Is it possible that we’ve reached a time where our government can’t make change because the existing rules prevent it?  Do we need to find new ways to de-legislate, clear the cobwebs? Perhaps then we may be able to actually move forward.

Sam.

@samotage

If our water supply was contaminated by a poison or other harmful toxin or comtamination this is what would happen:

  • The public would be told to stop drinking the water, and instructed in what circumstances we could use the water, e.g. boil drinking water.
  • The waterworks engineers will test the water, and find the cause of the toxin – usually by travelling upstream from the reported location
  • Steps will be taken to stop the cause of the toxin, and return the water supply to safety.
  • When the water was safe to drink again, we would be told when and what to do.

In fact, this happened to Sydney in 1998 when their water supply was found to be contaminated.

Compare this to the internet.

We all know there is objectionable, undesirable and even illegal content inside the inter-tubes. Other governments around the world tend to follow this approach, they seek out the host servers and shut them down.

Contrast this to how Senator Conroy and his mates would act on a water contamination problem:

  • Allow the contaminants to continue to be released into the water system.
  • Ensure everybody’s kitchen drinking tap is fitted with a filter, that only works on low pressures.
  • Permit unfiltered water use in other parts of the home, e.g. bathrooms, laundry’s and gardens.
  • Force everybody to record and tell the government what water they drink, just in case somebody drinks some bad water.
  • Insist this is the this is the best approach to protect ourselves from the contamination, even when the water experts protest.

Kinda scary really, that in they year 2010 politicians can think they can actually filter our internet.

Sam,

@samotage

#nocleanfeed

Sweating on a database script, the telephone rang. It was Sara (my wife) distressed, something was wrong with our dear little cat Penelope. I came inside, and I was given the hurry up – something must be really wrong.

Under the bed was Penelope, on her side saliva drooling from her mouth, limp and barely breathing. Fuck.

And then it was action stations, the Children were all sleeping – so I was going to the Vet immediately. As I got ready to go, Sara called our Vet of 8 years, a kilometreA down the road.

As I carried poor little Penelope out to the car, Sara, on the phone to the Vet tells me they can’t see Penelope – in her greatest moment of need. And if we wanted assistance, we would need to wait an hour for an “appointment” while they tended to their routine injections.

At the height of the confusion, little Penelope died, expiring her last breath in my arms as I tried to resuscitate her. I hope she felt loved in her final moments. We all loved her dearly.
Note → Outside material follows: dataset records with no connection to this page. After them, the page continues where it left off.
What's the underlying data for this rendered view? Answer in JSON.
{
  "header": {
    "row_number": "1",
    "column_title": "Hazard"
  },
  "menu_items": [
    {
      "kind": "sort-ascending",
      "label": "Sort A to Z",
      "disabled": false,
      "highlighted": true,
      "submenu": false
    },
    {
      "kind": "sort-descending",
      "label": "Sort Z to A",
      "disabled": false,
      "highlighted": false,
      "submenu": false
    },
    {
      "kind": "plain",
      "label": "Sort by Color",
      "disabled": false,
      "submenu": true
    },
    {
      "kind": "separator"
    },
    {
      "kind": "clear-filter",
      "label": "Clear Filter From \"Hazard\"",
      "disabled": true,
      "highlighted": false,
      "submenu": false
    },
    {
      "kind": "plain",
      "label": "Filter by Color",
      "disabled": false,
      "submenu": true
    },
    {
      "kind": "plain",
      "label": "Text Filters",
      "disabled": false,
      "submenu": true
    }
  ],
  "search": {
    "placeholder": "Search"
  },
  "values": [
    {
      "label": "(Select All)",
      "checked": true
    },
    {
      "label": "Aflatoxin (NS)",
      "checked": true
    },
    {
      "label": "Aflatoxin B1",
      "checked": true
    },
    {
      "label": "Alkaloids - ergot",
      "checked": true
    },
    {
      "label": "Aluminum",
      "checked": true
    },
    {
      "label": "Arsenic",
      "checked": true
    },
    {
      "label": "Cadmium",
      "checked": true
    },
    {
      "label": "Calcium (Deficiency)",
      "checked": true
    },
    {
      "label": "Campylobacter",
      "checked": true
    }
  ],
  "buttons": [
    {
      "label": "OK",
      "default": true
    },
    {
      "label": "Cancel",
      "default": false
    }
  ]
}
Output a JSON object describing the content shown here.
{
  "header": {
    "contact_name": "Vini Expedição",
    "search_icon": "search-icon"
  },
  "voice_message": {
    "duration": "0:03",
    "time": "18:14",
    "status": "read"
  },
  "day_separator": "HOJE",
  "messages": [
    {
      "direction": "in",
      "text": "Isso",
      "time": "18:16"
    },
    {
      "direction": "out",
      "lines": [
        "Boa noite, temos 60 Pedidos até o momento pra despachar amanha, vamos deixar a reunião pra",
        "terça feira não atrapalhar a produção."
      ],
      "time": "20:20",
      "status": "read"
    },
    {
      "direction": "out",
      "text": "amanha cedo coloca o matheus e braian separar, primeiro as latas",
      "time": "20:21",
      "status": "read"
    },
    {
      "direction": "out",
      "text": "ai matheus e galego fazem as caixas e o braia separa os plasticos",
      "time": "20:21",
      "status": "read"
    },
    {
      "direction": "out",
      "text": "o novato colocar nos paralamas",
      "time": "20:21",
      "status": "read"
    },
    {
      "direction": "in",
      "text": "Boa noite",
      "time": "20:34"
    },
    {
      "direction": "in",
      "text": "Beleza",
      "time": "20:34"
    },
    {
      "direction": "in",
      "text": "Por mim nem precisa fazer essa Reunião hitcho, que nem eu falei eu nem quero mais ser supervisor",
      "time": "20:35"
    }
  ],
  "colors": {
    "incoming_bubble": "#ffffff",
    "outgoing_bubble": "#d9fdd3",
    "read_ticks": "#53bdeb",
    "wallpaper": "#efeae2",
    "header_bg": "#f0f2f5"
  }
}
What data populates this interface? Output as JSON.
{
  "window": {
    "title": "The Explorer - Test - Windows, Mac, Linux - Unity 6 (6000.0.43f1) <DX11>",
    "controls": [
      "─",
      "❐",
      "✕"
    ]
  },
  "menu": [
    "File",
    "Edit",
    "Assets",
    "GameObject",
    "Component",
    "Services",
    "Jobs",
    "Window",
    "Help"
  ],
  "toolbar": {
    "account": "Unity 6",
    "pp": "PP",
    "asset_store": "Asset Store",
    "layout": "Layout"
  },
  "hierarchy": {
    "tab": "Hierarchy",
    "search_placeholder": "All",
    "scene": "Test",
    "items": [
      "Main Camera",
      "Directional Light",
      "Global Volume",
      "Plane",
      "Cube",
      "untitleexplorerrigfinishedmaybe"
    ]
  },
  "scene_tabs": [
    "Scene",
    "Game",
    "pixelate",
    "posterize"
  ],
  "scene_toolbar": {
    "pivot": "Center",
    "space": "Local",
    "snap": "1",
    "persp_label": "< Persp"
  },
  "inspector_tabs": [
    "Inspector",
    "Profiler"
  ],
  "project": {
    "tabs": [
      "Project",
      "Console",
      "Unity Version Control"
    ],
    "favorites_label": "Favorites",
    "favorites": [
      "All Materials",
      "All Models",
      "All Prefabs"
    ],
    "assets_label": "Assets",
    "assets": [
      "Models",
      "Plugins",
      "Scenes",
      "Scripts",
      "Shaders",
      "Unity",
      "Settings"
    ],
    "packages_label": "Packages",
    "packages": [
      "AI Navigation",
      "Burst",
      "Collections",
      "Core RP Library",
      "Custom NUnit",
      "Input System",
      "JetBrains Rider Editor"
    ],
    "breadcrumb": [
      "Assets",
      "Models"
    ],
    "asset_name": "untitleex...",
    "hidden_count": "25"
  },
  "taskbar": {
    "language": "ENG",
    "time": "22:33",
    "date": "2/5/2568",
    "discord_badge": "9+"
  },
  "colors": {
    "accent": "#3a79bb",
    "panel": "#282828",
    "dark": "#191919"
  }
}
So today, all the boys, my wife and I will say goodbye to our loved little Penelope, now in heaven, and I will dig a hole.

Perhaps, in the hindsight – there was nothing that could be done? We won’t know what caused the death, and can only guess. Perhaps it was best that the confusion delayed things so she could pass with those that have loved her all her life?

Perhaps our Vet could have been a little more accommodating? If you live in the St Kilda district, I’d recommend you don’t contact the St Kilda Veterinarian clinic, because if you have an emergency, their friendly staff won’t want to help at all…

Sam,

@samotage